+++ Source information
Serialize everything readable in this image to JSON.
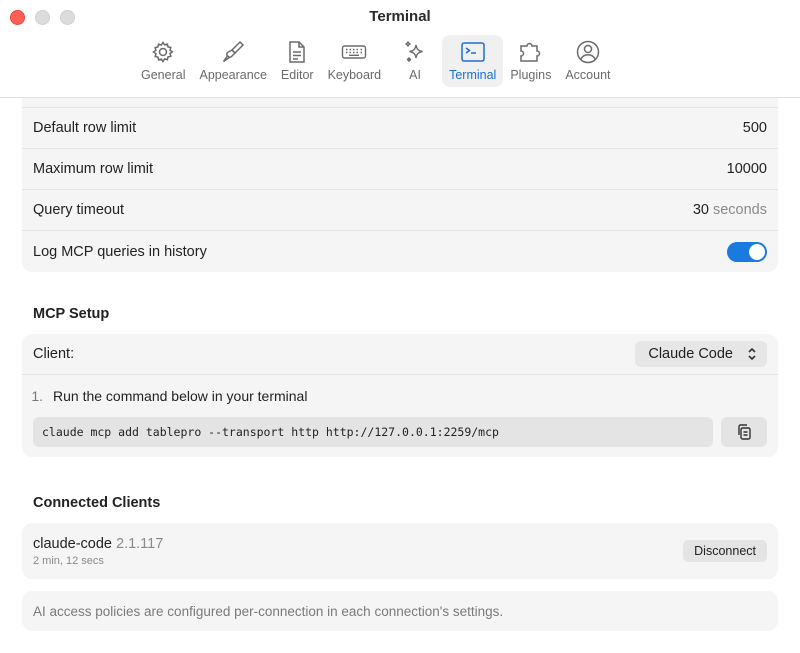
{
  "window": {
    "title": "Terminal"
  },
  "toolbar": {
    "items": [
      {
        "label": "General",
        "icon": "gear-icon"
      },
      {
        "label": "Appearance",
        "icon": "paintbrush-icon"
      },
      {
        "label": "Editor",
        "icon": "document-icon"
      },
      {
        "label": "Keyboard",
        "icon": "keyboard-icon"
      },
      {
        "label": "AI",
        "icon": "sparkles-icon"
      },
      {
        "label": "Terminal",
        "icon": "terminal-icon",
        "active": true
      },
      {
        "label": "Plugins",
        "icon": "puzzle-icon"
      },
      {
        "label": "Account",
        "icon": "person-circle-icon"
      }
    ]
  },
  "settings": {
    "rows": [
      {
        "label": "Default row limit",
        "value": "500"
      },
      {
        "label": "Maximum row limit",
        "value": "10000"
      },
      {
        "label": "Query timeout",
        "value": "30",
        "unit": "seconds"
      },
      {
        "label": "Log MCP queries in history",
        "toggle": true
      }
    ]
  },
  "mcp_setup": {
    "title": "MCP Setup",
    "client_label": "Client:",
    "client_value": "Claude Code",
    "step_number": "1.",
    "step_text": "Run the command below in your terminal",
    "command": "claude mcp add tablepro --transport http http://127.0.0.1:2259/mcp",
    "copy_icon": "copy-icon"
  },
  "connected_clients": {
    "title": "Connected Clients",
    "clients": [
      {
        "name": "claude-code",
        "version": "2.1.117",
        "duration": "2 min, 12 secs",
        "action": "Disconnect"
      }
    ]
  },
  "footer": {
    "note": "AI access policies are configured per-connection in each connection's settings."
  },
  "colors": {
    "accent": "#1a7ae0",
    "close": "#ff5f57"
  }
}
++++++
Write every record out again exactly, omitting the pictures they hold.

Serialize everything readable in this image to JSON.
{
  "window": {
    "title": "Terminal"
  },
  "toolbar": {
    "items": [
      {
        "label": "General",
        "icon": "gear-icon"
      },
      {
        "label": "Appearance",
        "icon": "paintbrush-icon"
      },
      {
        "label": "Editor",
        "icon": "document-icon"
      },
      {
        "label": "Keyboard",
        "icon": "keyboard-icon"
      },
      {
        "label": "AI",
        "icon": "sparkles-icon"
      },
      {
        "label": "Terminal",
        "icon": "terminal-icon",
        "active": true
      },
      {
        "label": "Plugins",
        "icon": "puzzle-icon"
      },
      {
        "label": "Account",
        "icon": "person-circle-icon"
      }
    ]
  },
  "settings": {
    "rows": [
      {
        "label": "Default row limit",
        "value": "500"
      },
      {
        "label": "Maximum row limit",
        "value": "10000"
      },
      {
        "label": "Query timeout",
        "value": "30",
        "unit": "seconds"
      },
      {
        "label": "Log MCP queries in history",
        "toggle": true
      }
    ]
  },
  "mcp_setup": {
    "title": "MCP Setup",
    "client_label": "Client:",
    "client_value": "Claude Code",
    "step_number": "1.",
    "step_text": "Run the command below in your terminal",
    "command": "claude mcp add tablepro --transport http http://127.0.0.1:2259/mcp",
    "copy_icon": "copy-icon"
  },
  "connected_clients": {
    "title": "Connected Clients",
    "clients": [
      {
        "name": "claude-code",
        "version": "2.1.117",
        "duration": "2 min, 12 secs",
        "action": "Disconnect"
      }
    ]
  },
  "footer": {
    "note": "AI access policies are configured per-connection in each connection's settings."
  },
  "colors": {
    "accent": "#1a7ae0",
    "close": "#ff5f57"
  }
}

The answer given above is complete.